We recently were blessed to receive enough donations to purchase a vehicle for the mission work here. It is a new vehicle, at least that is what people here will tell you when they hear that it only has 100,000 kilometers on it. We were able to purchase it from another mission organization that has kept it in very good shape, I am sure just knowing we would be coming along later and need a vehicle. It has already been a blessing as Liz and I were able to go together yesterday and visit three different pastors, taking Christmas presents and playing Santa (on a side note, describing Santa to Tanzanians I realized that to them he sounds like a wizard “uchawi” which is not a good thing in their culture, something interesting to think about).
So far though the most interesting time we have had with the vehicle was getting it home. It was at the mission headquarters in Dar es Salaam and that is where we had to go to pick it up. Dar es Salaam, if you have never taken Tanzanian geography as a class in school, is literally on the other side of a pretty big country. We are less than an hour from the western border and Dar is on the Indian Ocean on the other side. We flew there, but obviously had to drive back. The trip in total was almost 25 hours of driving time, 18 hours of which we did the first day. What amazed me though is how many speed bumps Tanzania has. I didn’t count, maybe I should have, but I can promise you that there are a lot of speed bumps. A LOT. If speed bumps where removed I would guess I could reduce the road trip by at least four hours (by my very scientific estimation).

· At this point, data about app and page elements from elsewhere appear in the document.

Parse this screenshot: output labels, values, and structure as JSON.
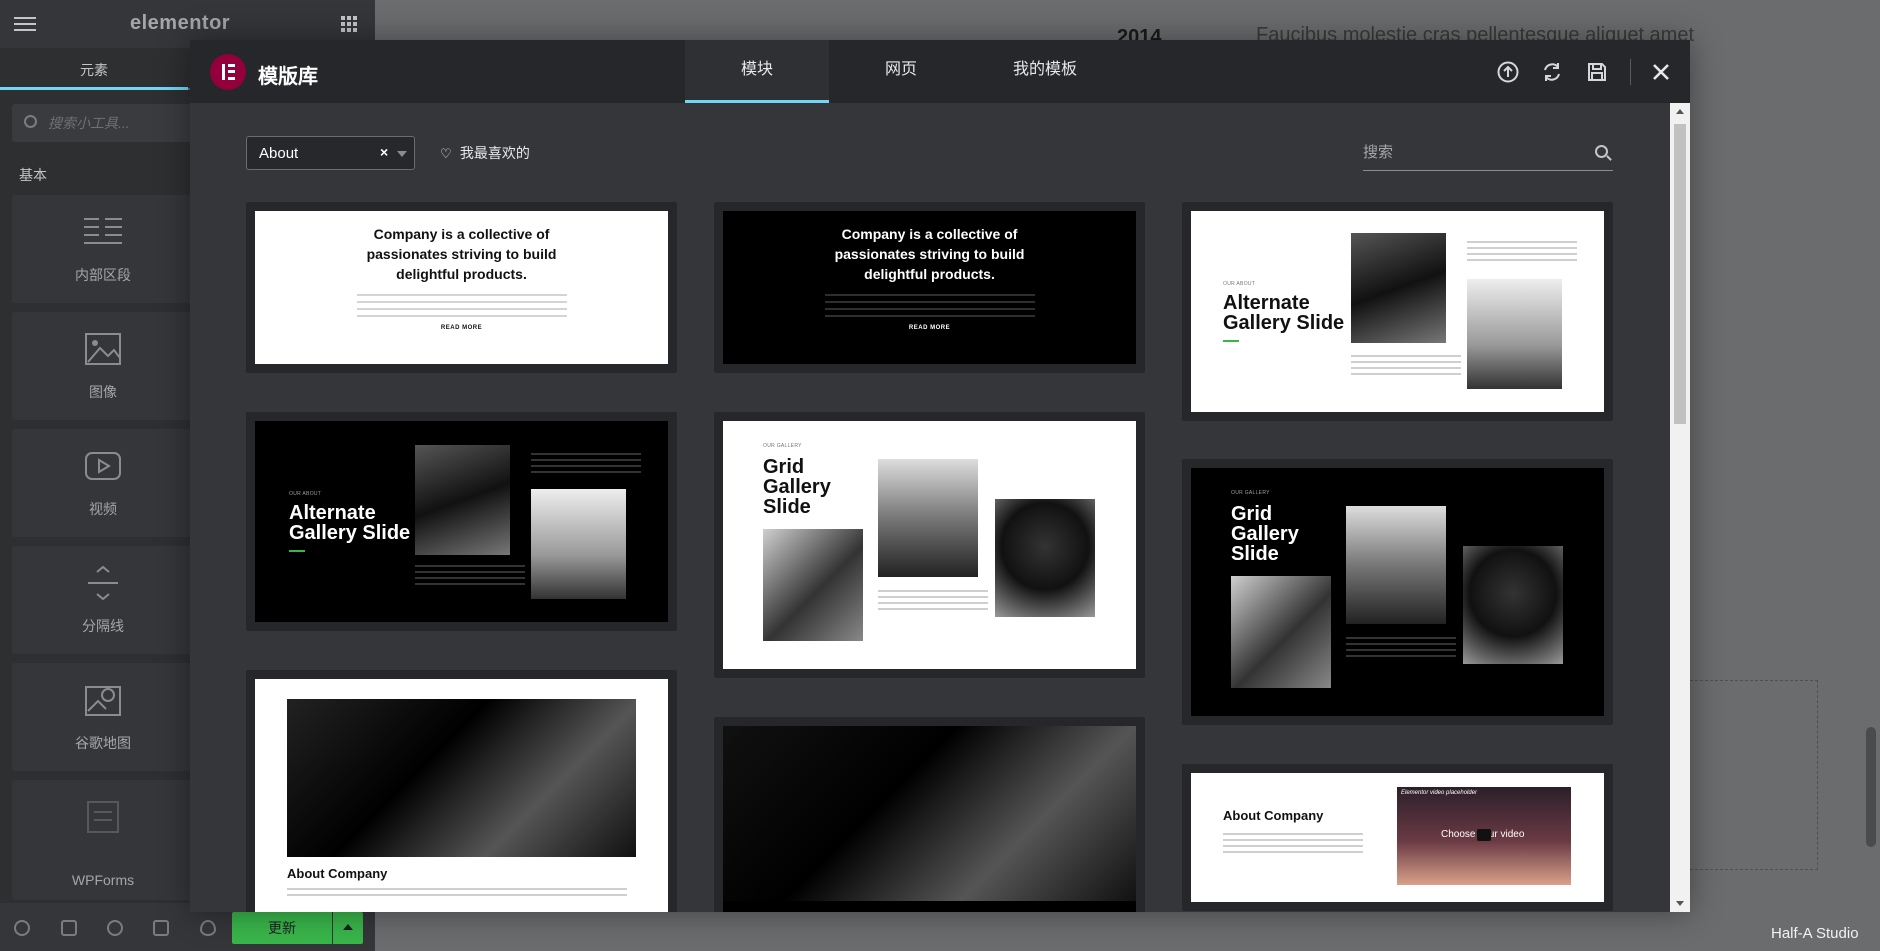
{
  "panel": {
    "logo": "elementor",
    "tab_elements": "元素",
    "search_placeholder": "搜索小工具...",
    "category": "基本",
    "widgets": [
      {
        "label": "内部区段",
        "icon": "inner-section-icon"
      },
      {
        "label": "图像",
        "icon": "image-icon"
      },
      {
        "label": "视频",
        "icon": "video-icon"
      },
      {
        "label": "分隔线",
        "icon": "divider-icon"
      },
      {
        "label": "谷歌地图",
        "icon": "google-maps-icon"
      },
      {
        "label": "WPForms",
        "icon": "wpforms-icon"
      }
    ],
    "update_label": "更新"
  },
  "modal": {
    "title": "模版库",
    "tabs": [
      "模块",
      "网页",
      "我的模板"
    ],
    "active_tab": "模块",
    "header_icons": [
      "upload-icon",
      "sync-icon",
      "save-icon",
      "close-icon"
    ],
    "filter_value": "About",
    "favorites_label": "我最喜欢的",
    "search_placeholder": "搜索"
  },
  "templates": {
    "company_headline_1": "Company is a collective of",
    "company_headline_2": "passionates striving to build",
    "company_headline_3": "delightful products.",
    "read_more": "READ MORE",
    "our_about": "OUR ABOUT",
    "our_gallery": "OUR GALLERY",
    "alt_gallery_1": "Alternate",
    "alt_gallery_2": "Gallery Slide",
    "grid_gallery_1": "Grid",
    "grid_gallery_2": "Gallery",
    "grid_gallery_3": "Slide",
    "about_company": "About Company",
    "video_caption": "Elementor video placeholder",
    "video_choose": "Choose your video"
  },
  "background": {
    "year": "2014",
    "text": "Faucibus molestie cras pellentesque aliquet amet"
  },
  "watermark": "Half-A Studio"
}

All of this is not really exciting for you to read about, but this trip did get me thinking, assisted by 25 hours in the car. That just as the road from Dar to Tarime is FULL of spend bumps so are our lives. Our lives are full of things that slow us down. And they are annoying too. They require us to shift gears, always in the downward direction. They require extra attention because you don’t want to hit a speed bump at high speeds (trust me ;)). However when I explained the annoyance of speed bumps to a friend after returning from Dar she explained why they were so important. She explained what it was like before the speed bumps, the drunk drivers at high speed and the large number of children and adults killed every year in traffic accidents. All of a sudden speed bumps became much less of an inconvenience. And this is often the case in life. The things that cause us to downshift, slow down, and pay more attention to how we are driving are not always bad, as frustrating as they can sometimes be. Life’s speed bumps help us to slow down and pay more attention to how we treat others and how we treat ourselves.
The holiday season is a great time to do this. You have probably already done a million and one things to get ready for the “Christmas Season.” Our schedules have become ramped up and we have become more stressed all in an effort to…enjoy the holiday season??? Holidays can cause a lot of stress, but they can also be a good and necessary speed bump. They change the layout of the road of our lives and can help us remember to slow down, watch how we are driving, watch out for others along the road of life, and be more aware of what is going on around us instead of just cruising through as though nothing has changed. It is not too late, if you haven’t taken time yet this year. Carve out some time for family, friends, and true celebration. Allow this holiday season to be the speed bump that extends your time with family and friends and helps you truly pay attention to them instead of causing frustration at your lack of progress on life’s road.
Blessings and Frustrations at Life’s Speed to All.
For part two on holiday lessons from a road trip stay tuned.